When Atkinson first took over, one of the main points we noted was you have to fill four perimeter spots with shooters at all times. Corner, foul-line extended, high elbow gives you six possible places for those four guys to be.
They’ll continue to do that even if said player isn’t a threat from deep, which can be problematic. It becomes an issue for the wings. Defenders can cheat over a little when Nets swing the ball around the perimeter and force double-teams.
And this is assuming Brooklyn’s key players can improve their stroke! D’Angelo Russell didn’t shoot better than 32 percent from deep last season (36.4 percent after the break), nor did Spencer Dinwiddie, who was the only key Net to see his shooting decline after the break. Caris LeVert got better as the season went on —hitting 37.3 after Febraury— but still didn’t surpass 34 percent for the season. Nik Stauskas played limited minutes but shot an impressive 40 percent on 99 attempts. He’s now in Portland.

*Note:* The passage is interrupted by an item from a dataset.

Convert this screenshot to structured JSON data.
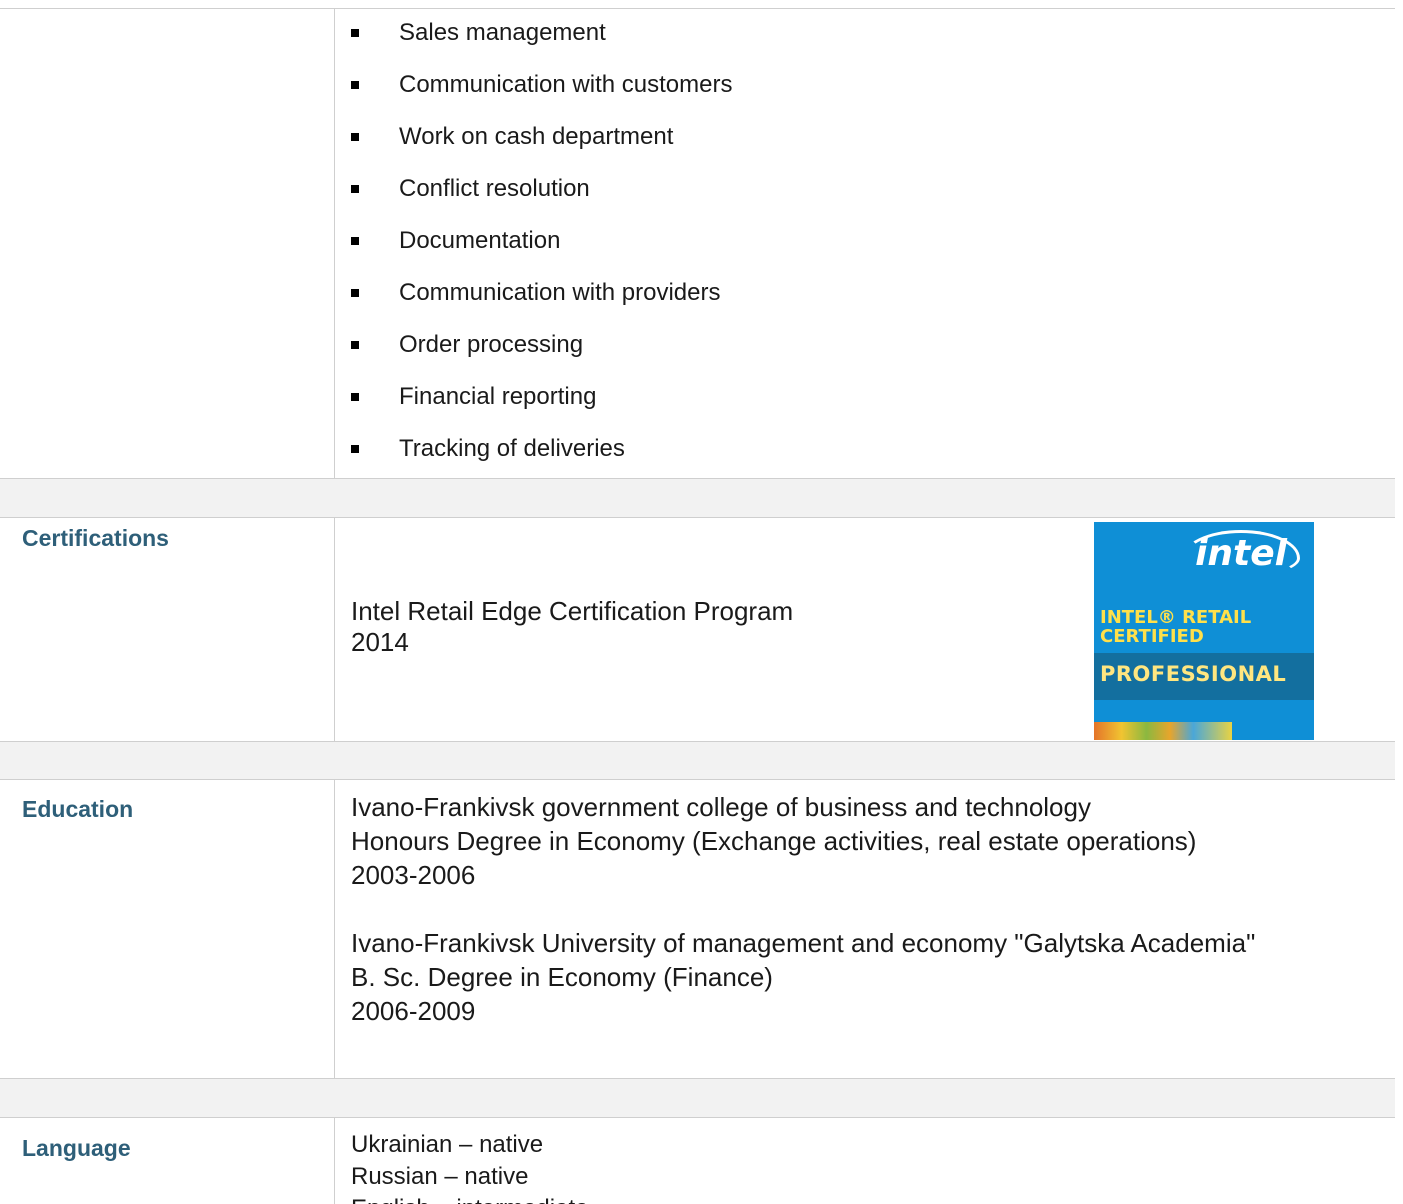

The Nets were bottom-10 for 3-point percentage last season, even after that late season explosion, while attempting the second-most 3-pointers in the NBA. They got more athletic by adding Faried and Davis with Allen and Hollis-Jefferson, but once again, it looks like the Nets will lack perimeter shooting in the frontcourt.
If they want to play to their advantage by going small, this is going to haunt them.